Nonprofits have played an important role in who I have become as a professional. In following my passion to serve, I have been a co-founder of grassroots organizations, a volunteer, a board member several times over, an executive director and fundraiser, planning and development team member, capital campaigner, and program manager. All of these roles in the nonprofit business sector were challenging, frustrating, exhilarating and rewarding.
From this perspective, when I began to read The Nimble Nonprofit, it brought up lots of emotion. I clearly remember the feelings of frustration when board members would tie up beneficial work out of fear of the unknown. I also remember the joy of producing programs where people participated and results were off the charts! Some things happened over time, like honey dripping in Alaska’s winter. Other things happened in a flash, when the time was right and the moment was perfect.
One of the first things stated in The Nimble Nonprofit is that nonprofits are businesses. This is something I’ve stated again and again, and any nonprofit in this economy is doomed if it doesn’t act like a business. Having a source (or multiple sources) of revenue, outside of grant funding, is essential! Understanding that flexible planning is a must, and leadership on the board and staff of any nonprofit is what keeps it alive and moving forward.
Where The Nimble Nonprofit really gets it right is in stating the obvious but often unheeded, technology is essential, staff training is essential and transparency is a good thing. Nonprofits have an opportunity to provide not only their products and services to a hungry community, but to serve as leaders in an uncertain world. Creating teams that serve the mission of the nonprofit and their target audience, while also providing the community with leadership and support creates a bond of loyalty and trust. This goes a long way in sharing stories, celebrating successes and facing unforeseen challenges.

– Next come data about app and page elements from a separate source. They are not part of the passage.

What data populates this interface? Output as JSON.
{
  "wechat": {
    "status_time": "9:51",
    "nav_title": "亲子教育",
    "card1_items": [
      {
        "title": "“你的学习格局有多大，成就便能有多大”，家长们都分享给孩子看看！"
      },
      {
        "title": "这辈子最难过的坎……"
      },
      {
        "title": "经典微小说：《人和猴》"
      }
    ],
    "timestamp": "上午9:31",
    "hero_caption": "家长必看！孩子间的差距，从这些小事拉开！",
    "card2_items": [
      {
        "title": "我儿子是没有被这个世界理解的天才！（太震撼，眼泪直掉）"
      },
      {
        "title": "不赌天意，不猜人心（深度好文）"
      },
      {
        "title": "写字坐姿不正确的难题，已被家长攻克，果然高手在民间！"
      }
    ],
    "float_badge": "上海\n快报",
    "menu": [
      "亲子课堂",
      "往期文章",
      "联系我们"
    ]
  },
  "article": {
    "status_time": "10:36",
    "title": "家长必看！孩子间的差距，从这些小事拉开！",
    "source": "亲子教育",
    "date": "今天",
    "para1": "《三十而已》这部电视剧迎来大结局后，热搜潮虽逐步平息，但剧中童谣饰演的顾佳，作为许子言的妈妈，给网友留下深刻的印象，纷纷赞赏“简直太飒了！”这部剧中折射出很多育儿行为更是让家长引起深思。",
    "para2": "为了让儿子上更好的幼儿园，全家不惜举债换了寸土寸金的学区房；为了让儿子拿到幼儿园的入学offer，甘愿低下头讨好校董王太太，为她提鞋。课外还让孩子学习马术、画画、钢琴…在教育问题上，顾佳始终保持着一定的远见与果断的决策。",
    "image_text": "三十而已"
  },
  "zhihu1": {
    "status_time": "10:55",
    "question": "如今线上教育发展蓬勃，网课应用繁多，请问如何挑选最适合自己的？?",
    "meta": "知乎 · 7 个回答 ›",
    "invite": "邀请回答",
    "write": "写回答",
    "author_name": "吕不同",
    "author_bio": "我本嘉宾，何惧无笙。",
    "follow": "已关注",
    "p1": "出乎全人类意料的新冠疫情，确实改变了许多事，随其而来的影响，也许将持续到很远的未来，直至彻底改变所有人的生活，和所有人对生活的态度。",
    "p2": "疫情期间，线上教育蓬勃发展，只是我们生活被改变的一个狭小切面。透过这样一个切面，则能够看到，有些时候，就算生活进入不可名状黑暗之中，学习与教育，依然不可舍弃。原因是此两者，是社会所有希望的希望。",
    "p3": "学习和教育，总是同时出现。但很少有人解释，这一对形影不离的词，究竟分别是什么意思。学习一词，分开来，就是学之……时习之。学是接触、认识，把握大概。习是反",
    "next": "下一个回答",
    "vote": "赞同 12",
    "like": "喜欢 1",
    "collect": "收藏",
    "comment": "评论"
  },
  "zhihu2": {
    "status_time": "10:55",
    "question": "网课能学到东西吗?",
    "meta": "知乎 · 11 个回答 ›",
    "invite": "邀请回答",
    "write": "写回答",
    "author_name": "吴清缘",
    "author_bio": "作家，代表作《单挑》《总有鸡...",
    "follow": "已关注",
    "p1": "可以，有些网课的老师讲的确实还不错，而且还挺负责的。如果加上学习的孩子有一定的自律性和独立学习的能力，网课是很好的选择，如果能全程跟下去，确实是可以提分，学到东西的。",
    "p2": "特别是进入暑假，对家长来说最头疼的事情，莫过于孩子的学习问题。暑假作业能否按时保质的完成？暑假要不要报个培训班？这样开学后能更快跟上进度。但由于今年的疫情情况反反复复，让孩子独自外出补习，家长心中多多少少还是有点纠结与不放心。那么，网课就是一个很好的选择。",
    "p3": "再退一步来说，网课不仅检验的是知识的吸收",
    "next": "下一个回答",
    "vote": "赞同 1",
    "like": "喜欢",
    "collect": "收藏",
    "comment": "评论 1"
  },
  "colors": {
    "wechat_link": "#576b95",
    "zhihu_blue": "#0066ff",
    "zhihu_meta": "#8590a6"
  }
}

Reading The Nimble Nonprofit has given me hope. Authors Jacob Smith and Trey Beck understand the nonprofit world and write from experience. It is a breath of fresh air through an open window, clearly focused on the realities of nonprofits in the midst of change. It is easy to recommend it, and suggest several copies be purchased as gifts for board members, staff and community partners who may benefit from the wisdom inside. There are no easy solutions for the issues facing nonprofits today, yet when change is acknowledged and faced honestly, moving forward is easier for everyone.